- GIVEN ENTRIES -
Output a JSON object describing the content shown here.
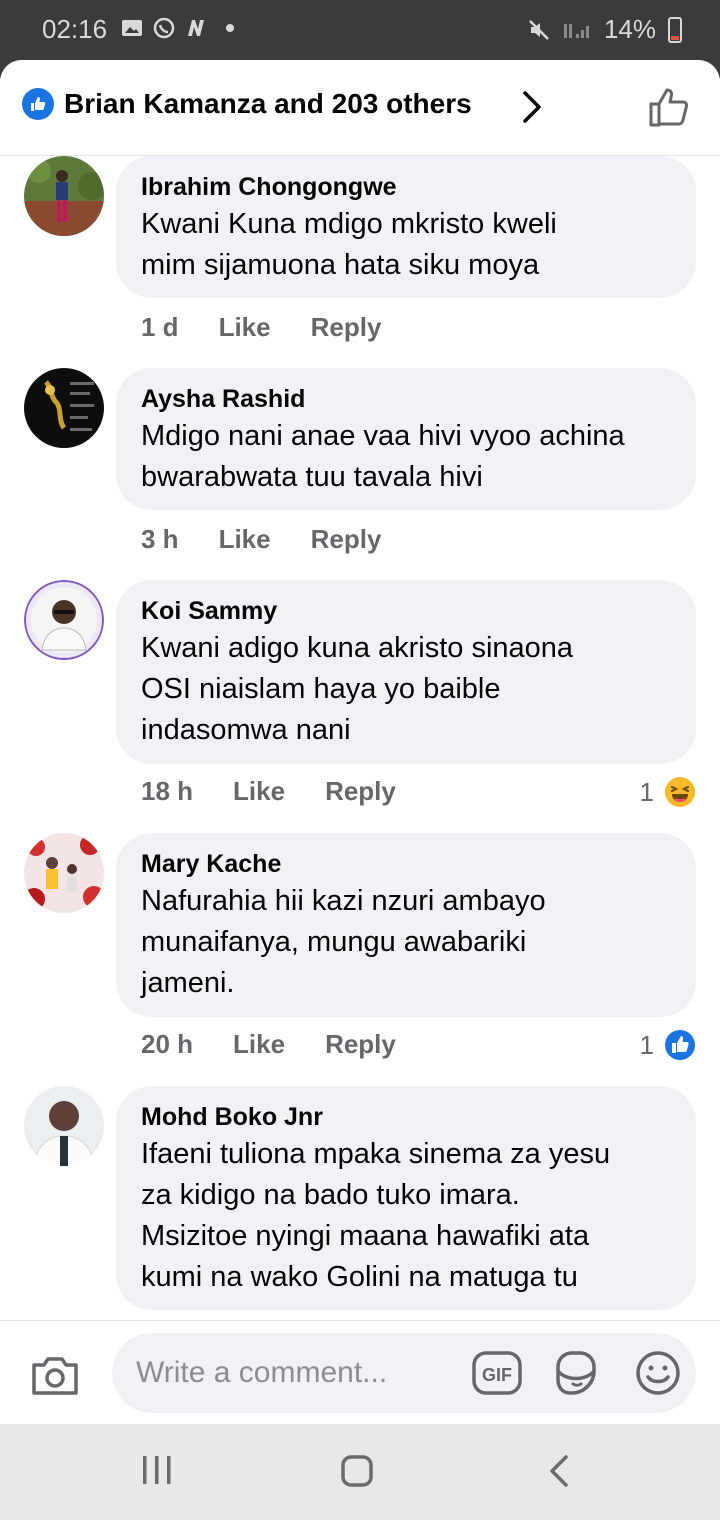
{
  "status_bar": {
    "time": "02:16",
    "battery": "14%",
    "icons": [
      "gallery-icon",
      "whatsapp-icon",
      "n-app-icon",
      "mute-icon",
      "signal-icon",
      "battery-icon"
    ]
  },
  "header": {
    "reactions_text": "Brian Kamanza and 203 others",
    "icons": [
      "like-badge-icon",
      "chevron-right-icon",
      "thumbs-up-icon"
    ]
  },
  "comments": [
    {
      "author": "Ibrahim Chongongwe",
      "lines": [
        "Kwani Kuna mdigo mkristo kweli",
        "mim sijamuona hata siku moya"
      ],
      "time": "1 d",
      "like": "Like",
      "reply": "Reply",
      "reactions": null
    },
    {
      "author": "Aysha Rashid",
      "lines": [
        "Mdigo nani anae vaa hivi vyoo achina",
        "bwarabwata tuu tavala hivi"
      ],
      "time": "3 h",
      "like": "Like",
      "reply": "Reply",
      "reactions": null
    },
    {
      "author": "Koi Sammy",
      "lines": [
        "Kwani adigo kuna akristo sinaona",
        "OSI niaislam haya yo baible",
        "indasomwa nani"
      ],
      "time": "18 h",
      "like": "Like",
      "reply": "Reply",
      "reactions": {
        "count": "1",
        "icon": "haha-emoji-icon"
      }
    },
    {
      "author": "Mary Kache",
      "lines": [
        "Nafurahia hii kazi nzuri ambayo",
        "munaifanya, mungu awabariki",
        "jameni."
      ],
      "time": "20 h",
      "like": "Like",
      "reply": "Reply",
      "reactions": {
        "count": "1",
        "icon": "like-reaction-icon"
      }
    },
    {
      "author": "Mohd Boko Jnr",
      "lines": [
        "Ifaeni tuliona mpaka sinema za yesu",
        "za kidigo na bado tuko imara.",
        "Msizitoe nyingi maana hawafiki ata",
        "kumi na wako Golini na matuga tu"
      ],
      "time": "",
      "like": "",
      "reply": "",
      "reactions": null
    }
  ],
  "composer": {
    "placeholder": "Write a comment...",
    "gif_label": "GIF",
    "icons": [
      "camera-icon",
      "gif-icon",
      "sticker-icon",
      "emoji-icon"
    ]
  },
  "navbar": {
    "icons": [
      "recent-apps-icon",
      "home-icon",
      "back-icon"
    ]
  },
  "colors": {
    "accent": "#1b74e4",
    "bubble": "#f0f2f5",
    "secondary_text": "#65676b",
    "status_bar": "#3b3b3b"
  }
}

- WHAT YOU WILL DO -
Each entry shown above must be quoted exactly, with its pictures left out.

- ANSWER FOR THE TASK -
Output a JSON object describing the content shown here.
{
  "status_bar": {
    "time": "02:16",
    "battery": "14%",
    "icons": [
      "gallery-icon",
      "whatsapp-icon",
      "n-app-icon",
      "mute-icon",
      "signal-icon",
      "battery-icon"
    ]
  },
  "header": {
    "reactions_text": "Brian Kamanza and 203 others",
    "icons": [
      "like-badge-icon",
      "chevron-right-icon",
      "thumbs-up-icon"
    ]
  },
  "comments": [
    {
      "author": "Ibrahim Chongongwe",
      "lines": [
        "Kwani Kuna mdigo mkristo kweli",
        "mim sijamuona hata siku moya"
      ],
      "time": "1 d",
      "like": "Like",
      "reply": "Reply",
      "reactions": null
    },
    {
      "author": "Aysha Rashid",
      "lines": [
        "Mdigo nani anae vaa hivi vyoo achina",
        "bwarabwata tuu tavala hivi"
      ],
      "time": "3 h",
      "like": "Like",
      "reply": "Reply",
      "reactions": null
    },
    {
      "author": "Koi Sammy",
      "lines": [
        "Kwani adigo kuna akristo sinaona",
        "OSI niaislam haya yo baible",
        "indasomwa nani"
      ],
      "time": "18 h",
      "like": "Like",
      "reply": "Reply",
      "reactions": {
        "count": "1",
        "icon": "haha-emoji-icon"
      }
    },
    {
      "author": "Mary Kache",
      "lines": [
        "Nafurahia hii kazi nzuri ambayo",
        "munaifanya, mungu awabariki",
        "jameni."
      ],
      "time": "20 h",
      "like": "Like",
      "reply": "Reply",
      "reactions": {
        "count": "1",
        "icon": "like-reaction-icon"
      }
    },
    {
      "author": "Mohd Boko Jnr",
      "lines": [
        "Ifaeni tuliona mpaka sinema za yesu",
        "za kidigo na bado tuko imara.",
        "Msizitoe nyingi maana hawafiki ata",
        "kumi na wako Golini na matuga tu"
      ],
      "time": "",
      "like": "",
      "reply": "",
      "reactions": null
    }
  ],
  "composer": {
    "placeholder": "Write a comment...",
    "gif_label": "GIF",
    "icons": [
      "camera-icon",
      "gif-icon",
      "sticker-icon",
      "emoji-icon"
    ]
  },
  "navbar": {
    "icons": [
      "recent-apps-icon",
      "home-icon",
      "back-icon"
    ]
  },
  "colors": {
    "accent": "#1b74e4",
    "bubble": "#f0f2f5",
    "secondary_text": "#65676b",
    "status_bar": "#3b3b3b"
  }
}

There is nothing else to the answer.